How it works

You'll need two amplifiers to get started: one standard and one small 6-watt model.

Touching the strings will send a signal to the small amp, the guitar's "proprietary driver system" then pumps the conditioned signal back inside the body, where its "internal power driver" re-energizes the signal even further. This causes your guitar, strings and fingernails to resonate before the "harmonically enriched" sound hits the second amp.

You can control the strength of the signal with the power throttle knob.

The Internal Combustion Guitar comes in two models: the V8 and V12. Both feature alder and mahogany bodies, Alumitone Humbuckers, bolt-on maple necks and a choice of three finish options and fingerboard materials. The V12 also comes with a Roland Hex MIDI pick-up.

Don't just play, ride

In this video demo, Woody Bruce (B) compares the playing experience to that of driving a car: "It's the guitar that you don't just play, you ride." Considering car manufacturers spend an insane amount of cash trying to eliminate bumpy rides, making a guitar vibrate does, in theory, sound like a lost cause.

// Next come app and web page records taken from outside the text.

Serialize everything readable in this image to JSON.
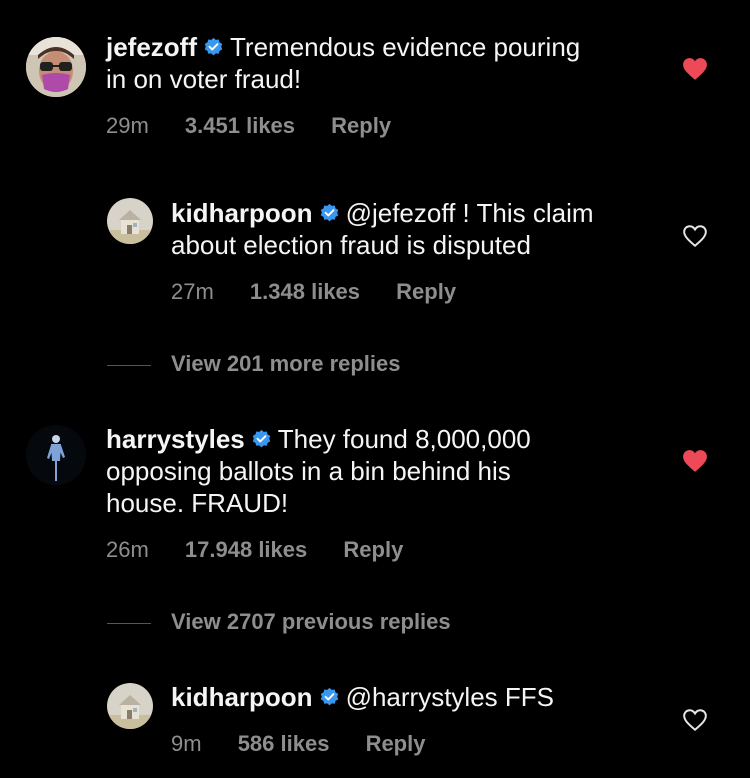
{
  "comments": [
    {
      "username": "jefezoff",
      "text_line1": "Tremendous evidence pouring",
      "text_line2": "in on voter fraud!",
      "time": "29m",
      "likes": "3.451 likes",
      "reply": "Reply",
      "liked": true,
      "avatar_icon": "person-with-sunglasses-mask-avatar"
    },
    {
      "username": "kidharpoon",
      "text_line1": "@jefezoff ! This claim",
      "text_line2": "about election fraud is disputed",
      "time": "27m",
      "likes": "1.348 likes",
      "reply": "Reply",
      "liked": false,
      "avatar_icon": "house-avatar"
    },
    {
      "view_more": "View 201 more replies"
    },
    {
      "username": "harrystyles",
      "text_line1": "They found 8,000,000",
      "text_line2": "opposing ballots in a bin behind his",
      "text_line3": "house. FRAUD!",
      "time": "26m",
      "likes": "17.948 likes",
      "reply": "Reply",
      "liked": true,
      "avatar_icon": "standing-figure-avatar"
    },
    {
      "view_more": "View 2707 previous replies"
    },
    {
      "username": "kidharpoon",
      "text_line1": "@harrystyles FFS",
      "time": "9m",
      "likes": "586 likes",
      "reply": "Reply",
      "liked": false,
      "avatar_icon": "house-avatar"
    }
  ],
  "colors": {
    "background": "#000000",
    "text": "#f5f5f5",
    "secondary_text": "#8e8e8e",
    "verified": "#3897f0",
    "heart_liked": "#ed4956"
  }
}
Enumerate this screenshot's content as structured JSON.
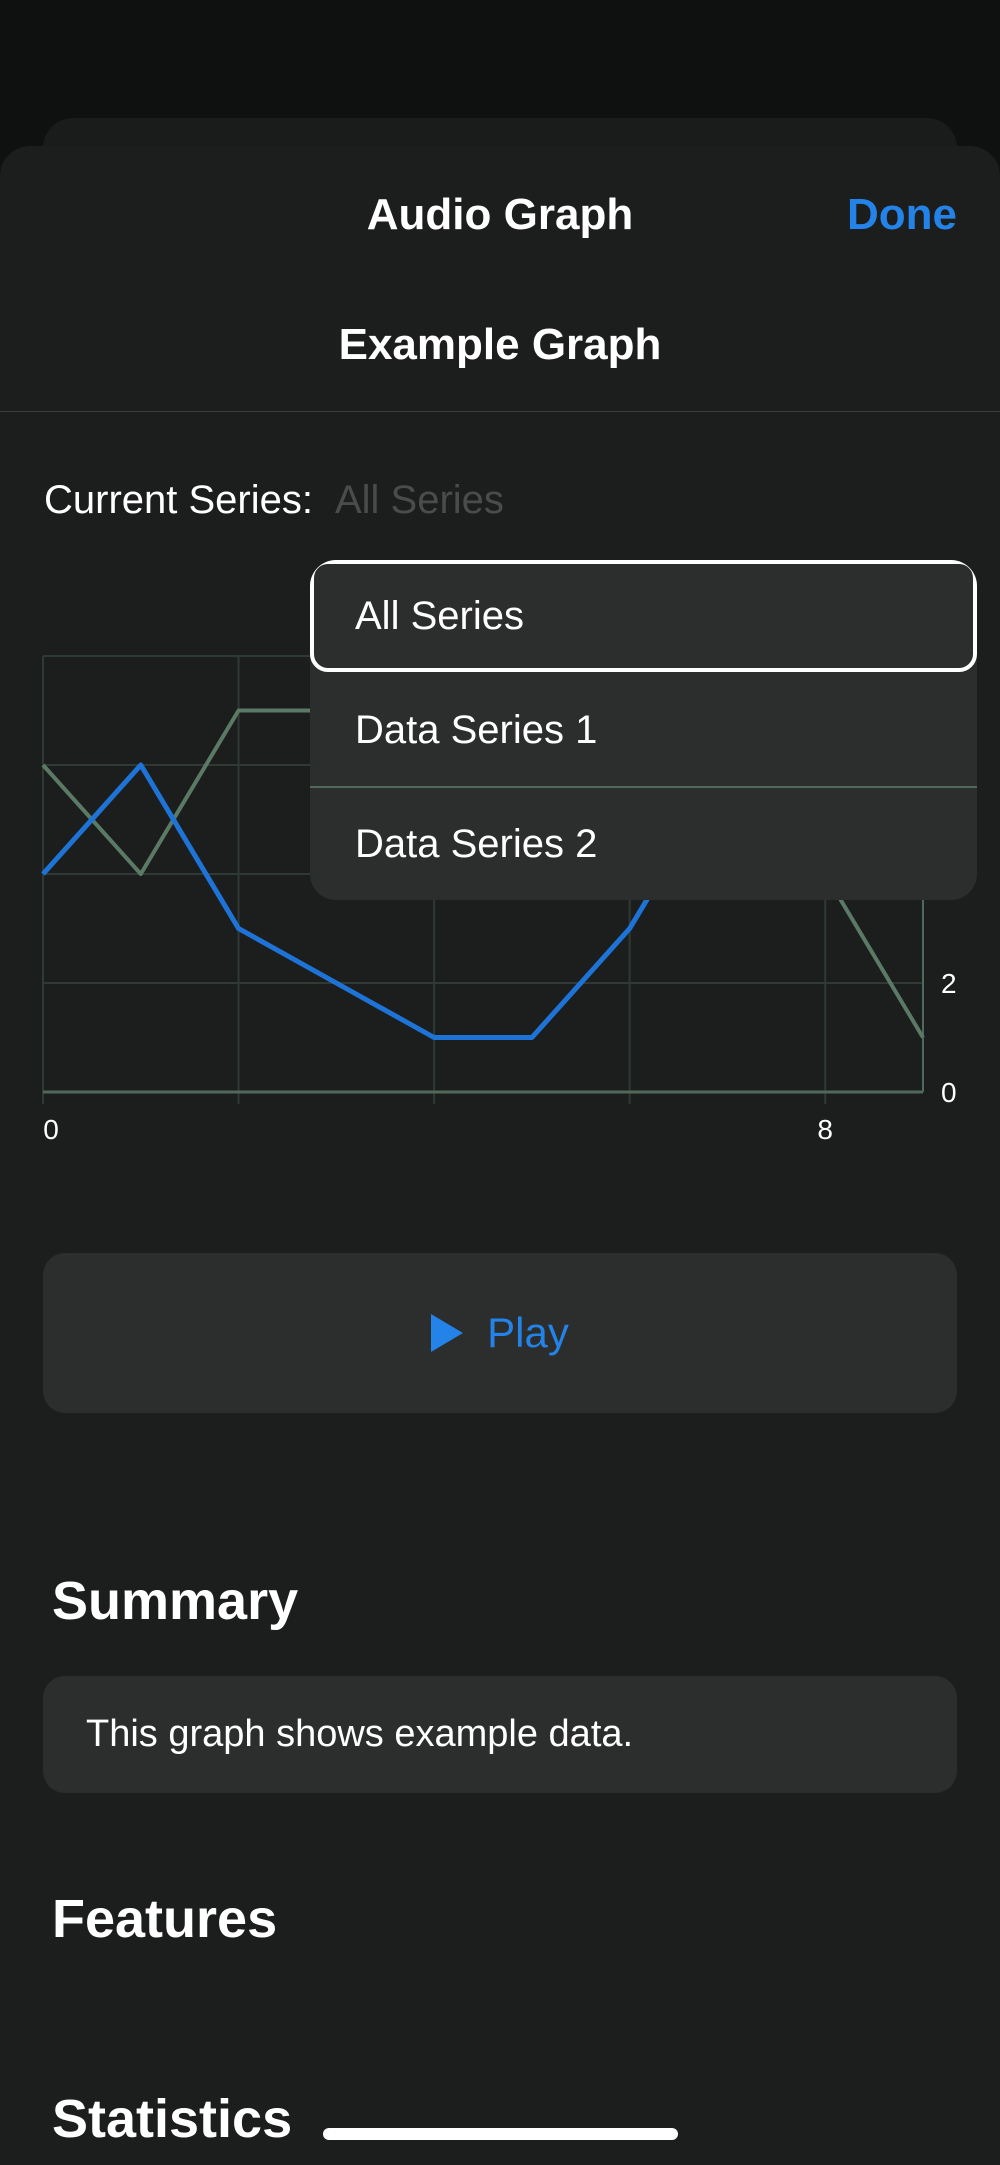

Woody's other selling point, though, is that recreating the feel of playing live at bedroom-friendly volumes is a lot healthier on the ears. Yours, and your neighbours'. Prices start from $2450.